Twitch has struggled to enforce its moderation and safety policies in a transparent, egalitarian way for years. After its launch in 2011, the streaming service grew more quickly than anticipated and in 2014, it was swept up by Amazon in a deal worth nearly $1 billion. Throughout these growth spurts, the company has stumbled its way through controversies over its ban decisions, gender-specific (and specifically female-nipple-focused) clothing restrictions, and safety policies.
Twitch’s reputation needs a spit-shine. The Safety Advisory Council is an attempt to do just that.
“The creation of the Safety Advisory Council is just one way we are enhancing our approach to issues of trust and safety,” the company wrote. “We will continue to invest in tools, products, and policies that promote the safety and well-being of everyone on Twitch.”

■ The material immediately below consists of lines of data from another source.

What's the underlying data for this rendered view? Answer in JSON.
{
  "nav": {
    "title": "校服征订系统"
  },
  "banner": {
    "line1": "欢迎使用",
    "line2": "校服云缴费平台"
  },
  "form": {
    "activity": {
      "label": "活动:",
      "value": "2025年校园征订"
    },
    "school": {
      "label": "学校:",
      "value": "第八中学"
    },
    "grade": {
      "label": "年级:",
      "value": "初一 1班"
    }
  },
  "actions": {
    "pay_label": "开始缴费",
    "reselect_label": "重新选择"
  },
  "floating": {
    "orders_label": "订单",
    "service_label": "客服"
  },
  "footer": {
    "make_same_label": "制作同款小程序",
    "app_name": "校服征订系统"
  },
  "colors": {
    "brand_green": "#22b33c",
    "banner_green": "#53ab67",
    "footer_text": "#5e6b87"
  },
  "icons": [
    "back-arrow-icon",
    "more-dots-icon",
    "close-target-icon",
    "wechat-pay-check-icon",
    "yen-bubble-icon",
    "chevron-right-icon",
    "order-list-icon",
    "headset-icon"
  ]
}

With the creation of an internal review board, Twitch is following a blueprint laid out by other technology companies in recent years. Notably, Facebook shared plans for a content oversight board in 2018 and just this month it shared the names of its first 20 members. The group will oversee moderation disputes on Facebook, Instagram and the company’s related umbrella of products, and it has the power to overrule CEO Mark Zuckerberg. Facebook’s Oversight Board plans to start hearing cases this year.